Technical training is crucial to master the intricate techniques used in ski jumping. Athletes must refine their skills to achieve optimal aerodynamics and maintain stability in flight.

Takeoff Technique

Perfecting the takeoff technique is vital for a successful ski jump. Athletes work extensively on their body position, balance, and timing to maximize their height and distance in flight.

In-Flight Adjustments

During flight, skiers need to make slight adjustments to maintain stability and control. Technical training focuses on improving body positioning, arm movements, and weight shifts to optimize aerodynamics and minimize air resistance.

Landing Technique

A smooth and controlled landing is essential to avoid injuries and maximize distance. Skiers undergo rigorous training to develop proper landing techniques, which involve flexing their knees and hips to absorb impact and maintain balance upon landing.

Mental Preparation

Ski jumping requires immense mental strength and focus. Athletes undergo mental preparation techniques to enhance their concentration, confidence, and resilience.

Visualization and Imagery

Athletes use visualization techniques to mentally rehearse their jumps, visualizing each step and the desired outcome. This helps in enhancing confidence and familiarizing themselves with the entire jump process, from takeoff to landing.

Goal Setting

Setting specific, measurable goals helps athletes stay motivated and focused during training. By breaking down their long-term objectives into smaller milestones, skiers can track their progress and work towards continuous improvement.

Mental Resilience Training

Ski jumping can be mentally challenging, with pressure and nerves playing a significant role. Mental resilience training involves techniques such as relaxation exercises, positive self-talk, and mindfulness to help athletes stay calm and focused under pressure.

By following a comprehensive training and conditioning program that encompasses physical fitness, technical training, and mental preparation, ski jumpers in Nordic combined can optimize their performance and achieve remarkable feats in this exhilarating sport.

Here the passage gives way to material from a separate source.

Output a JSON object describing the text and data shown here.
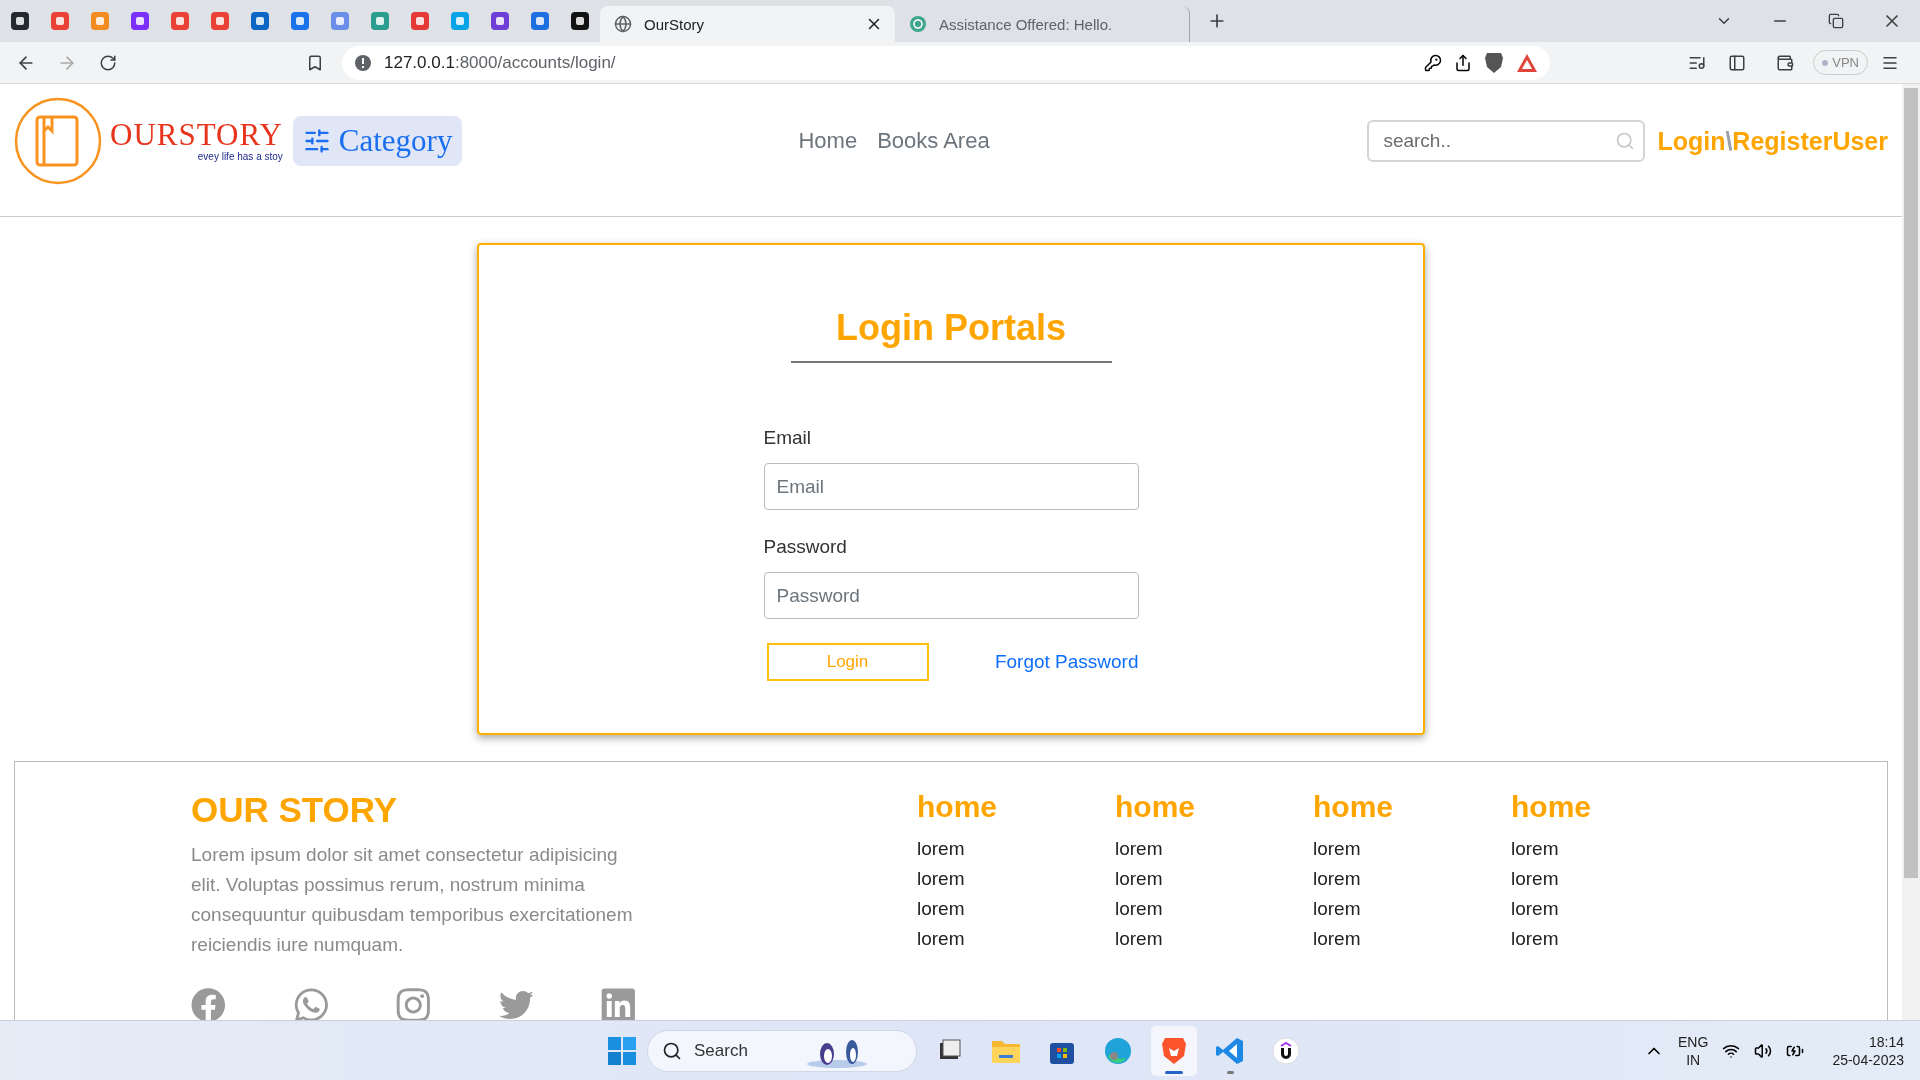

In conclusion, the sport of Nordic combined requires a unique set of ski jumping techniques that combine power, control, and precision. Athletes must master the art of the take-off, using a combination of strength and skill to generate maximum lift and distance. They must also possess exceptional body control during flight, making minute adjustments to maintain stability and achieve optimal aerodynamics. Finally, a solid landing technique is crucial to ensure a smooth transition into the cross-country skiing portion of the event. By understanding and mastering these ski jumping techniques, Nordic combined athletes are able to excel in this challenging and exhilarating sport.